In retrospect, given the engineering crossover I shouldn’t have been surprised, but a random conversation with our regular visiting electrician at work took a very welcome sidetrip today.
I’d logged a call about a flickering light the other day, and he’d been sent to deal with it. He mentioned in passing that our lighting tubes aren’t fluorescent any more but are actually LED strips made to look like the old tubes so they work in the old fittings.
I was curious about this, especially from all the posts I’ve seen and conversations I’ve had with fellow cosplayers who fit and use LEDs in their costumes and props so he starting demonstrating how they’re constructed – at which point I mentioned the similarity to the old Force FX lightsabers that I’ve still got knocking around in the flat.
At which point he asked if, back in the day, I ever played Star Wars Galaxies. Well actually yes I did – a lot – it was a huge favourite, at least before the developers tried to turn it into a retread of World of Warcraft and introduced Jedis. So we got talking about how we’d played, and how I’d specialised in crafting fashions and vehicles and everything in between in the Guild – how the huge open sandbox of it all meant you could just go and use it as a social space and find that just as rewarding as doing any missions.
This then, in front of my bemused staff, turned into a long debate about the relative benefits of multiplayer and single player games, and the role that mindlessly shooting things after work just allows you to reduce your worries and attention spans to simple goals and elements so as not to carry on the frustrations of the day.

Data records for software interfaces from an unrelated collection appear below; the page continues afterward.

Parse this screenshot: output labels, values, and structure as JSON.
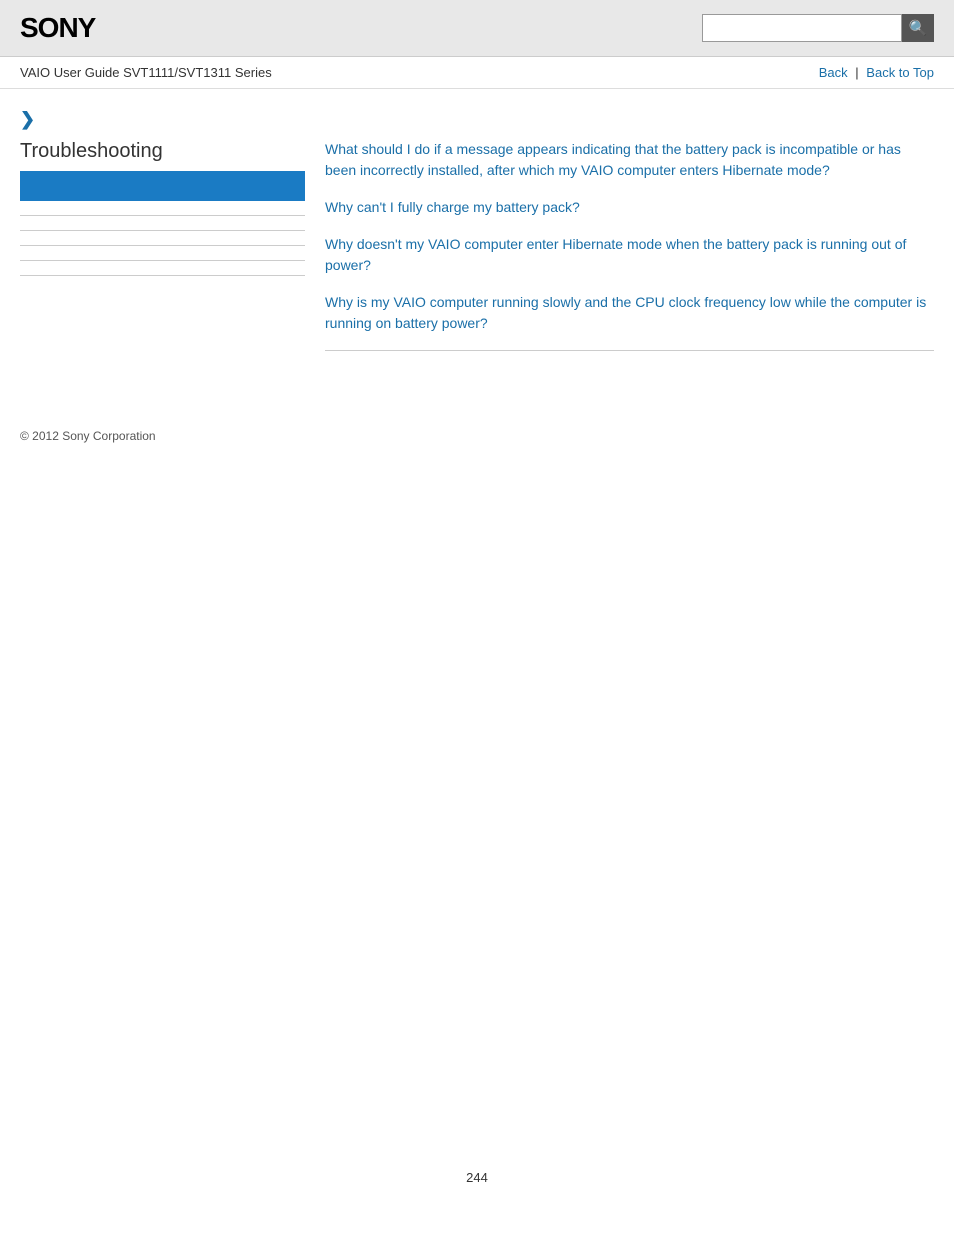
{
  "header": {
    "logo": "SONY",
    "search_placeholder": "",
    "search_icon": "🔍"
  },
  "nav": {
    "guide_title": "VAIO User Guide SVT1111/SVT1311 Series",
    "back_label": "Back",
    "separator": "|",
    "back_to_top_label": "Back to Top"
  },
  "sidebar": {
    "chevron": "❯",
    "section_title": "Troubleshooting",
    "items": [
      {
        "label": ""
      },
      {
        "label": ""
      },
      {
        "label": ""
      },
      {
        "label": ""
      },
      {
        "label": ""
      }
    ]
  },
  "content": {
    "links": [
      {
        "text": "What should I do if a message appears indicating that the battery pack is incompatible or has been incorrectly installed, after which my VAIO computer enters Hibernate mode?"
      },
      {
        "text": "Why can't I fully charge my battery pack?"
      },
      {
        "text": "Why doesn't my VAIO computer enter Hibernate mode when the battery pack is running out of power?"
      },
      {
        "text": "Why is my VAIO computer running slowly and the CPU clock frequency low while the computer is running on battery power?"
      }
    ]
  },
  "footer": {
    "copyright": "© 2012 Sony Corporation"
  },
  "page_number": "244",
  "colors": {
    "link_blue": "#1a6fa8",
    "active_bar": "#1a7bc4",
    "header_bg": "#e8e8e8"
  }
}
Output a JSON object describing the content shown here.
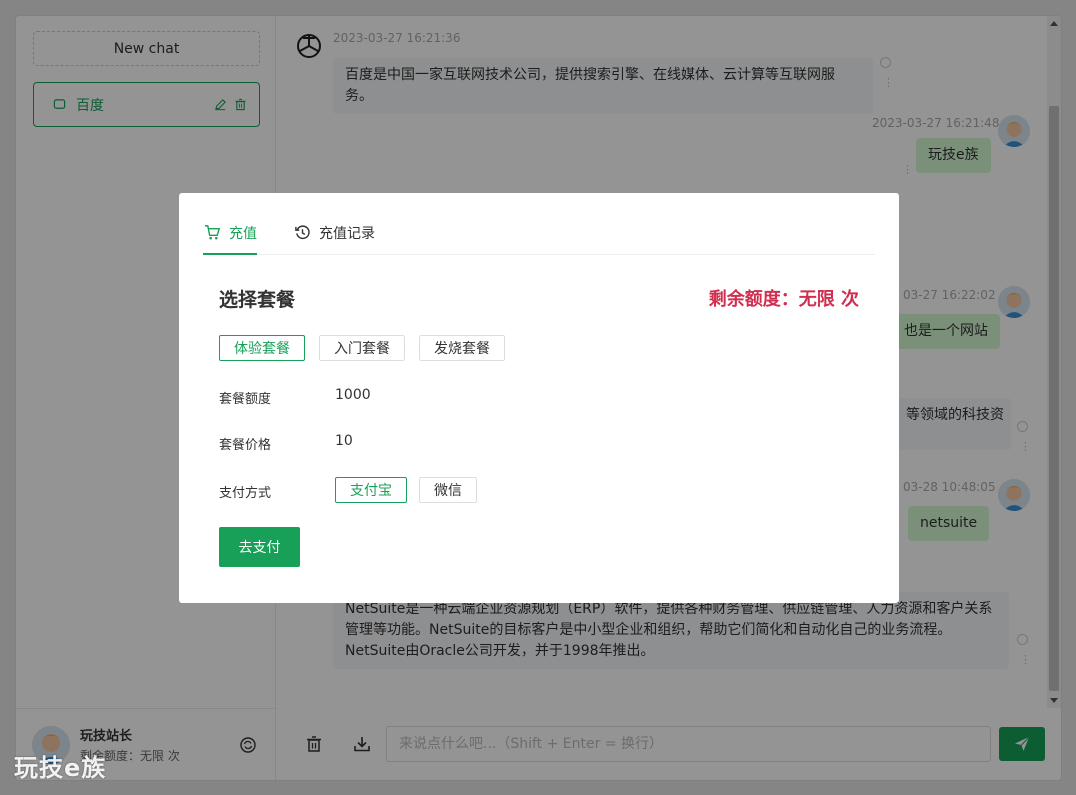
{
  "sidebar": {
    "new_chat": "New chat",
    "chats": [
      {
        "label": "百度"
      }
    ],
    "user": {
      "name": "玩技站长",
      "quota": "剩余额度：无限 次"
    }
  },
  "messages": [
    {
      "role": "ai",
      "time": "2023-03-27 16:21:36",
      "text": "百度是中国一家互联网技术公司，提供搜索引擎、在线媒体、云计算等互联网服务。"
    },
    {
      "role": "user",
      "time": "2023-03-27 16:21:48",
      "text": "玩技e族"
    },
    {
      "role": "user",
      "time": "03-27 16:22:02",
      "text": "也是一个网站"
    },
    {
      "role": "ai",
      "time": "",
      "text": "等领域的科技资"
    },
    {
      "role": "user",
      "time": "03-28 10:48:05",
      "text": "netsuite"
    },
    {
      "role": "ai",
      "time": "",
      "text": "NetSuite是一种云端企业资源规划（ERP）软件，提供各种财务管理、供应链管理、人力资源和客户关系管理等功能。NetSuite的目标客户是中小型企业和组织，帮助它们简化和自动化自己的业务流程。NetSuite由Oracle公司开发，并于1998年推出。"
    }
  ],
  "input": {
    "placeholder": "来说点什么吧...（Shift + Enter = 换行）"
  },
  "modal": {
    "tabs": [
      {
        "label": "充值"
      },
      {
        "label": "充值记录"
      }
    ],
    "section_title": "选择套餐",
    "remaining": "剩余额度：无限 次",
    "packages": [
      "体验套餐",
      "入门套餐",
      "发烧套餐"
    ],
    "quota_label": "套餐额度",
    "quota_value": "1000",
    "price_label": "套餐价格",
    "price_value": "10",
    "pay_label": "支付方式",
    "pay_methods": [
      "支付宝",
      "微信"
    ],
    "pay_button": "去支付"
  },
  "watermark": "玩技e族",
  "colors": {
    "accent": "#18a058",
    "alert": "#d03050"
  }
}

And then we looked round and remembered we were both meant to be working, laughed, and got on with things. A nice moment of connection and a reinforcement that the semi-casual way I play is not unusual amid the routines of living as an adult (or at least aspiring to appear to be one).